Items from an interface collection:
┄┄┄┄┄┄
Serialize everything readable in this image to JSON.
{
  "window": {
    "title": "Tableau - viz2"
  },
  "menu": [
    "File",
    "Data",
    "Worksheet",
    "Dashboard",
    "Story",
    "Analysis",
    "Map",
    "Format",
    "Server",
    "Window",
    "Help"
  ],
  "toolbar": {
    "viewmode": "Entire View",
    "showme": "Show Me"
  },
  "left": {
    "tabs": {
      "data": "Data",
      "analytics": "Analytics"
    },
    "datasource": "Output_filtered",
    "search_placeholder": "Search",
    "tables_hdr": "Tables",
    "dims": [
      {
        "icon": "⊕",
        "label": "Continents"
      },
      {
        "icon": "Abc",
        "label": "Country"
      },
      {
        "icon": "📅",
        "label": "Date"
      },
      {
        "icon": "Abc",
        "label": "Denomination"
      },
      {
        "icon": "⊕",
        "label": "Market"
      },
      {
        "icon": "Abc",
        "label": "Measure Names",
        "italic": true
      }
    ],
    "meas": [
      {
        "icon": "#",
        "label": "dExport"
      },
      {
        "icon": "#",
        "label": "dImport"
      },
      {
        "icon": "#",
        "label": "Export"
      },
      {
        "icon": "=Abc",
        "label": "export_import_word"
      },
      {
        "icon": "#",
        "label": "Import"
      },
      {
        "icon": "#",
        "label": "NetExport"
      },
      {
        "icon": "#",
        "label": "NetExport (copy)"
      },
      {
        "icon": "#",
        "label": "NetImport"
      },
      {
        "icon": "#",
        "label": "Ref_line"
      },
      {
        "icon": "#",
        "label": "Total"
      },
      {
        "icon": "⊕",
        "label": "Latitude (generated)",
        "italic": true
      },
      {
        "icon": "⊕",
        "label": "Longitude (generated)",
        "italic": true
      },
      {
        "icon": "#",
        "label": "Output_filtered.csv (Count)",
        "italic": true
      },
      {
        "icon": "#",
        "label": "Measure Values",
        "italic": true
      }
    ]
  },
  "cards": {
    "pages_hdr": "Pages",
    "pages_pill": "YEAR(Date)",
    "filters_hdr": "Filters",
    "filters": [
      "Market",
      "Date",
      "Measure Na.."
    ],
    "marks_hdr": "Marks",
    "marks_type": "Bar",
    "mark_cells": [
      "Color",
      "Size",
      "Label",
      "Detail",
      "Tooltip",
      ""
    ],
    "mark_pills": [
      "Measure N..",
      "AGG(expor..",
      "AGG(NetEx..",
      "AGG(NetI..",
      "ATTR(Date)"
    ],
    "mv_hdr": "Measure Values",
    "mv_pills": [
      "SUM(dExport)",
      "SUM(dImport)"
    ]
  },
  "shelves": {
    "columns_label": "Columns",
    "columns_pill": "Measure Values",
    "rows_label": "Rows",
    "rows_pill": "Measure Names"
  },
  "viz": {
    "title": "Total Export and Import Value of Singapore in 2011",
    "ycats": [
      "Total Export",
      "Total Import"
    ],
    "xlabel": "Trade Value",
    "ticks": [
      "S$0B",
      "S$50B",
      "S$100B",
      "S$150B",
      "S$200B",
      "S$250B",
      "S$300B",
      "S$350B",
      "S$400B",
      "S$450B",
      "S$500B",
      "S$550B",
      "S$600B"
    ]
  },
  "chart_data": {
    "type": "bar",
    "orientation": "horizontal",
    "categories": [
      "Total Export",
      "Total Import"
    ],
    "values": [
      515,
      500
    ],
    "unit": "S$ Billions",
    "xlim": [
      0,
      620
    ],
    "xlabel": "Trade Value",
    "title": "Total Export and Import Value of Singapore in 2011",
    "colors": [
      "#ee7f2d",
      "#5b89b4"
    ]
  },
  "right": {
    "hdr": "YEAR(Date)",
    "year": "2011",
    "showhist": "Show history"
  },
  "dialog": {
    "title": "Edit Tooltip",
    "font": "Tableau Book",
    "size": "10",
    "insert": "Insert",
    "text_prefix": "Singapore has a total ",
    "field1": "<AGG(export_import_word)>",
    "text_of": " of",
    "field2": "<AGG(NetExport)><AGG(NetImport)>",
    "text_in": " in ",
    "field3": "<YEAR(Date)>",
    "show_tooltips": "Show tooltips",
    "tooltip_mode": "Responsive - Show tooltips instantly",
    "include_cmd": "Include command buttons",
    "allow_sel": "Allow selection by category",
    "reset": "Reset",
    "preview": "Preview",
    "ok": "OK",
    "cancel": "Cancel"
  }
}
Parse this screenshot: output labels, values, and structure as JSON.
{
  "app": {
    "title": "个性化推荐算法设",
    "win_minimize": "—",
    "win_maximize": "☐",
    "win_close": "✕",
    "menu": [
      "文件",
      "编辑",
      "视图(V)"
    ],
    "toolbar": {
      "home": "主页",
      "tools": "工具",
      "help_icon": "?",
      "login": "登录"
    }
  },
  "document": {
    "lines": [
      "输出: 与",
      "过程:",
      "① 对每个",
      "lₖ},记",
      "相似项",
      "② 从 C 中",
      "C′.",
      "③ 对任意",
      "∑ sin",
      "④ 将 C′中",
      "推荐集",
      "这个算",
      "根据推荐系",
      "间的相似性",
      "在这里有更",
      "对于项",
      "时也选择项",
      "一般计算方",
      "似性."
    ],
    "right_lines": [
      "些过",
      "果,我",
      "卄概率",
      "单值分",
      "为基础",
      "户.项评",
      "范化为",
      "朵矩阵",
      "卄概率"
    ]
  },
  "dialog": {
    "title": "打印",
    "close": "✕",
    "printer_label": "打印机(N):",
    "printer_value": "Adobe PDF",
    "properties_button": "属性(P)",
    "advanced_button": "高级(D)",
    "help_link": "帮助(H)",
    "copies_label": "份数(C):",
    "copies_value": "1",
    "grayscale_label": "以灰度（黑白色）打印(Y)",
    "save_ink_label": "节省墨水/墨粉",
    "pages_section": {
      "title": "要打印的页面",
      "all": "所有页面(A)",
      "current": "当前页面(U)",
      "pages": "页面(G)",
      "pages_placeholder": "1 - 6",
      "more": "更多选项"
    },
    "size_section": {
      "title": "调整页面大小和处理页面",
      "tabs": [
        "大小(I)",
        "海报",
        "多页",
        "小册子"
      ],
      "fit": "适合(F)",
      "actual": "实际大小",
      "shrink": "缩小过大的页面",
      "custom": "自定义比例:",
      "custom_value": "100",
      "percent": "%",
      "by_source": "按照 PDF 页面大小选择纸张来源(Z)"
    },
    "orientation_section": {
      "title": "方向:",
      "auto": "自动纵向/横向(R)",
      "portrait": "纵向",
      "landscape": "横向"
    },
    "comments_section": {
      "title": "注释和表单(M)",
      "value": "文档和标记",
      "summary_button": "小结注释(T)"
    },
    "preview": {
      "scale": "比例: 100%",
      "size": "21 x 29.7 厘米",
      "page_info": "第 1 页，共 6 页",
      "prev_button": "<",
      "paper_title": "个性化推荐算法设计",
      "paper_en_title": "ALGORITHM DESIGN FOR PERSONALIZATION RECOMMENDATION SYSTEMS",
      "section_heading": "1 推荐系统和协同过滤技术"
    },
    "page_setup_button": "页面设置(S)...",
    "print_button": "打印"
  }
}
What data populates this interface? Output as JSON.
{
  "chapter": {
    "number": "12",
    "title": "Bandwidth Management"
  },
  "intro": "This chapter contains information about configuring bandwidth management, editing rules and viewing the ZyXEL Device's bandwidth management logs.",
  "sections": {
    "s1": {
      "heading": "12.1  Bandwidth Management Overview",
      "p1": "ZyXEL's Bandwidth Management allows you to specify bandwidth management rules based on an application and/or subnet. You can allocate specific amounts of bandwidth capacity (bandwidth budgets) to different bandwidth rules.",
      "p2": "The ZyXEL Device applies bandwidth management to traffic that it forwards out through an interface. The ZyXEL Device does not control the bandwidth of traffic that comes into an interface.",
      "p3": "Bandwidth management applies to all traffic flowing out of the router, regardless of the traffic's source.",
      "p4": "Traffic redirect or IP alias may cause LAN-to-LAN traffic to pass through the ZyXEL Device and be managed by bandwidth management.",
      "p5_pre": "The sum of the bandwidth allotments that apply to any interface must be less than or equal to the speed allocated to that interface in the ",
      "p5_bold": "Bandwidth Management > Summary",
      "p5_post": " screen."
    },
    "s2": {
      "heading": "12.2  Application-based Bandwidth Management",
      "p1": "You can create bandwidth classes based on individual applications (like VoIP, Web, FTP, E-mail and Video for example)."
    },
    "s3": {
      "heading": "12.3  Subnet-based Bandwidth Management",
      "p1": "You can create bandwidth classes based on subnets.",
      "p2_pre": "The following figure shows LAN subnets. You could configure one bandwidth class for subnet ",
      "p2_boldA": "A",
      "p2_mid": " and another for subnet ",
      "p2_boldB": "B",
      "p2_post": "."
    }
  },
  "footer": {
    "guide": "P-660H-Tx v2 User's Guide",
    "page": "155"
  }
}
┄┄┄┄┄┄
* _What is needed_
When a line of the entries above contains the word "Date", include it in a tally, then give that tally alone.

* _Answer to this problem_
6